As we can see from the box plot in Figure 1 the data in each sample is reasonably symmetric and so we use the *t* test with the following null hypothesis:

H_{0}: *μ*_{1} – *μ*_{2} = 0; i.e. there is no difference between the two flavorings

Since the sample variances are similar we decide that the population variances are also likely to be similar and so apply Theorem 1.

And so *s* = = 4.01. Now,

Since p-value = TDIST(*t, df*) = TDIST(2.18, 18) = .043 < .05 = *α,* we reject the null hypothesis, concluding that there is a significant difference between the two flavorings. In fact, the new flavoring is significantly more enjoyable.

The same result can be obtained by use of Excel’s **Two-Sample Assuming Equal Variances** data analysis tool, the results of which are as follows.

**Observation**: The Real Statistics Resource Pack also provides a data analysis tool which supports the two independent sample t test, but provides additional information not found in the standard Excel data analysis tool. Example 3 in Two Sample t Test: Unequal Variances gives an example of how to use this data analysis tool.
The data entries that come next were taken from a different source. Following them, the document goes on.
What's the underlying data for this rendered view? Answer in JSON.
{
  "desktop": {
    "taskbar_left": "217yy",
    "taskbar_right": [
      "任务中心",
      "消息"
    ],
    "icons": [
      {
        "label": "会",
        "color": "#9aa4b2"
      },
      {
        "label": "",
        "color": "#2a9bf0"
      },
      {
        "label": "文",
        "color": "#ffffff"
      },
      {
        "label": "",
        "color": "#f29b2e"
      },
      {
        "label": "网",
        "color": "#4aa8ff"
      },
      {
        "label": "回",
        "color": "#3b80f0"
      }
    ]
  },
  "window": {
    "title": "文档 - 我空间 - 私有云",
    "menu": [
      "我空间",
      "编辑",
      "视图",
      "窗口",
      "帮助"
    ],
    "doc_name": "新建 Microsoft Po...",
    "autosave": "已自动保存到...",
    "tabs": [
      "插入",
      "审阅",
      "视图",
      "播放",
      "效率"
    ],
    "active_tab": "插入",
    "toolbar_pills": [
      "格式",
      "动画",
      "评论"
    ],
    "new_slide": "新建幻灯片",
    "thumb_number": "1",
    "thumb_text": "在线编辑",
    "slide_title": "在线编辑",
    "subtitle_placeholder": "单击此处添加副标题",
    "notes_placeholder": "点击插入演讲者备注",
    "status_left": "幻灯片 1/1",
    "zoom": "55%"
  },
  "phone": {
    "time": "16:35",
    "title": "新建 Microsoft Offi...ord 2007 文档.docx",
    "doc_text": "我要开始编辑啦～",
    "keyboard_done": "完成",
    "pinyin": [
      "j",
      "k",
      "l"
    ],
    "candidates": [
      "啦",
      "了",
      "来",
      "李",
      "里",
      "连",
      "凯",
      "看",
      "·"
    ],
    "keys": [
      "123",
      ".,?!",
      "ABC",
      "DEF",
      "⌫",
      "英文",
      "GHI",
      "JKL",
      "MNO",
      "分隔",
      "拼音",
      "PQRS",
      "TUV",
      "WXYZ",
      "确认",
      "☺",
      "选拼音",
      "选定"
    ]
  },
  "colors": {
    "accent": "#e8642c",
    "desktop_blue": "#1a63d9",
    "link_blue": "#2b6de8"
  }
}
**Example 2**: To investigate the effect of a new hay fever drug on driving skills, a researcher studies 24 individuals with hay fever: 12 who have been taking the drug and 12 who have not. All participants then entered a simulator and were given a driving test which assigned a score to each driver as summarized in Figure 3.

As in the previous example, we plan to use the t-test, but with a sample this small we first need to check to see that the data is normally distributed (or at least symmetric). This can be seen from the histograms. Also the variances are relatively similar (15.18 and 17.88) and so we can again use the t-Test: Two-Sample Assuming Equal Variances data analysis tool to test the following null hypothesis:

H_{0}: *μ _{control} = μ_{drug}*

Since *t _{obs}* = .10 < 2.07 =

*t*(or p-value = .921 > .05 =

_{crit}*α*) we retain the null hypothesis; i.e. we are 95% confident that any difference between the two groups is due to chance.

**Observation**: The t-test is quite robust even when the underlying distributions are not normal provided the sample size is sufficiently large (usually over 25 or 30). The t-test can be valid even with smaller sample sizes, provided the samples have similar shape and are not too skewed.

### Effect size

The Cohen effect size *d* can be calculated as in One Sample t Test, namely:

**Example 3:** Find the effect size for study in Example 2.

This means that the control group has a driving score 4.1% of a standard deviation more than the group that is taking the hay fever medication.